Mayor-elect Eric Adams held COVID news conference unveiling his plans to
combat COVID in New York City as he prepares to take office this
He was joined by current Health Commissioner Dr. Dave Chokshi and incoming Health Commissioner Dr. Ashwin Vasan.
Adams said the plan is to, "Keep our city open. That's the goal. We can't shut down our city again."
As for existing mandates regarding vaccines and masks, they will stay in place with a few changes and adjustments.
The private-sector employee vaccine mandate will stay in place with a focus on compliance, not punishment. A dedicated unit will work with small businesses, stakeholders, and the mayor's corporate engagement committee to help implement the mandate, foregoing fines if employers engage with the city to help get their workers vaccinated.
The city will study the need for an "up to date" mandate program to require booster shots for all New Yorkers currently covered by the vaccine mandates and engage with unions, the business community, and other shareholders. The data shows that booster shots are extremely effective against Delta and earlier COVID strains, but the city says it does not yet have definitive data on omicron.
The city will set a deadline of this spring for a decision on whether or not there should be a vaccine mandate in schools for the fall of 2022. The decision will be based on expected COVID risk in city schools and vaccination rates among students.
All other current mandates stay in place, including for masks.
"We are going to get through this," Adams said. "New York will lead the way for this entire country to follow."
As for New York City Schools, they will fully reopen on January 3, and they will implement the Stay Safe, Stay Open plan.
It includes doubling surveillance testing and adjusting the Situation Room and quarantine protocols. Sending home millions of rapid at-home tests for students and educators.

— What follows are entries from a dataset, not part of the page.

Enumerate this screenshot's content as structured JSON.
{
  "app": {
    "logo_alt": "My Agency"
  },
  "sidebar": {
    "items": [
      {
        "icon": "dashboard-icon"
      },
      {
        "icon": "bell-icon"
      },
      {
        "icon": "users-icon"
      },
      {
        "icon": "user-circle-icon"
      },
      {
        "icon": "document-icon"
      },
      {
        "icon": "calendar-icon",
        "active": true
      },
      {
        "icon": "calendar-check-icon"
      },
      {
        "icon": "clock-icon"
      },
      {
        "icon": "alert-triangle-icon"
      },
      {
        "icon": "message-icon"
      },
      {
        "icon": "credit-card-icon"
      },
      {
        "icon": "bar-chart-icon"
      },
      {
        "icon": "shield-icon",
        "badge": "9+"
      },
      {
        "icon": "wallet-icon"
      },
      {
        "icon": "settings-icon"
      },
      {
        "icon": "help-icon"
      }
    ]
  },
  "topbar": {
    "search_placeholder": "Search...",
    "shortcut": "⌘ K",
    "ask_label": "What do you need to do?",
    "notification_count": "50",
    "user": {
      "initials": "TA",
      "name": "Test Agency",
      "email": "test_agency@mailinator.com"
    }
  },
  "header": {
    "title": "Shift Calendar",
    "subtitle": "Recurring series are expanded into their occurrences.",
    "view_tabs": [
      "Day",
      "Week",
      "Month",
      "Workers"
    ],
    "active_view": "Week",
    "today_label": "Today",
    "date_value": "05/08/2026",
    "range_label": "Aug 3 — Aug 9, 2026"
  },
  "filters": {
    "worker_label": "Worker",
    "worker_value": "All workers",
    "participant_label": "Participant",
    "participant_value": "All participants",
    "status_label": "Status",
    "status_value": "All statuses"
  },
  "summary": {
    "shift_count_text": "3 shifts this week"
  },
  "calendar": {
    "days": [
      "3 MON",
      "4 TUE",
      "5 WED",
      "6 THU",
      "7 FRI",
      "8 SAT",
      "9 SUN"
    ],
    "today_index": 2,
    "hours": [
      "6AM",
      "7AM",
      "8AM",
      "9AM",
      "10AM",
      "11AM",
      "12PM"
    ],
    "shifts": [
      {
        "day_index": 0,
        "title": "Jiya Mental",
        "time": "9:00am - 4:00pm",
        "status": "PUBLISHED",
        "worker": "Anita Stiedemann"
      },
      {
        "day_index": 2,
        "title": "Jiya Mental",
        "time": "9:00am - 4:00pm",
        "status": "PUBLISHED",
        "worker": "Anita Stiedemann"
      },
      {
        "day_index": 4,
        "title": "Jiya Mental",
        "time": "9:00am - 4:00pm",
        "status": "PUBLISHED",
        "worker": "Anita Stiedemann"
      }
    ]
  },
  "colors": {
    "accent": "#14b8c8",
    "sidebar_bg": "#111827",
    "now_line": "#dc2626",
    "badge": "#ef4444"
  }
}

They will also strengthen mitigation measures including higher quality masks and better ventilation.
Incoming-Mayor Adams says they will surge resources to the Health +
Hospitals system to ensure enough capacity to address new
hospitalizations from omicron. Ambulatory care will be shifted to
virtual when possible to shore up nurse staffing levels and other
He also plans to improve safety in congregate settings like jails, shelters, and nursing homes at high risk by supporting rapid isolation and quarantine. They will also provide ready access to vaccination and testing.
As far as COVID testing efforts for the city, the Adams administration plans to increase testing with more sites and mass-access to rapid tests.
The city says it will provide clear testing protocols for specific settings, including in the private sector.
The city will also surge resources to the Health Department, including more than 250 staff, to keep the public health infrastructure strong and at adequate capacity.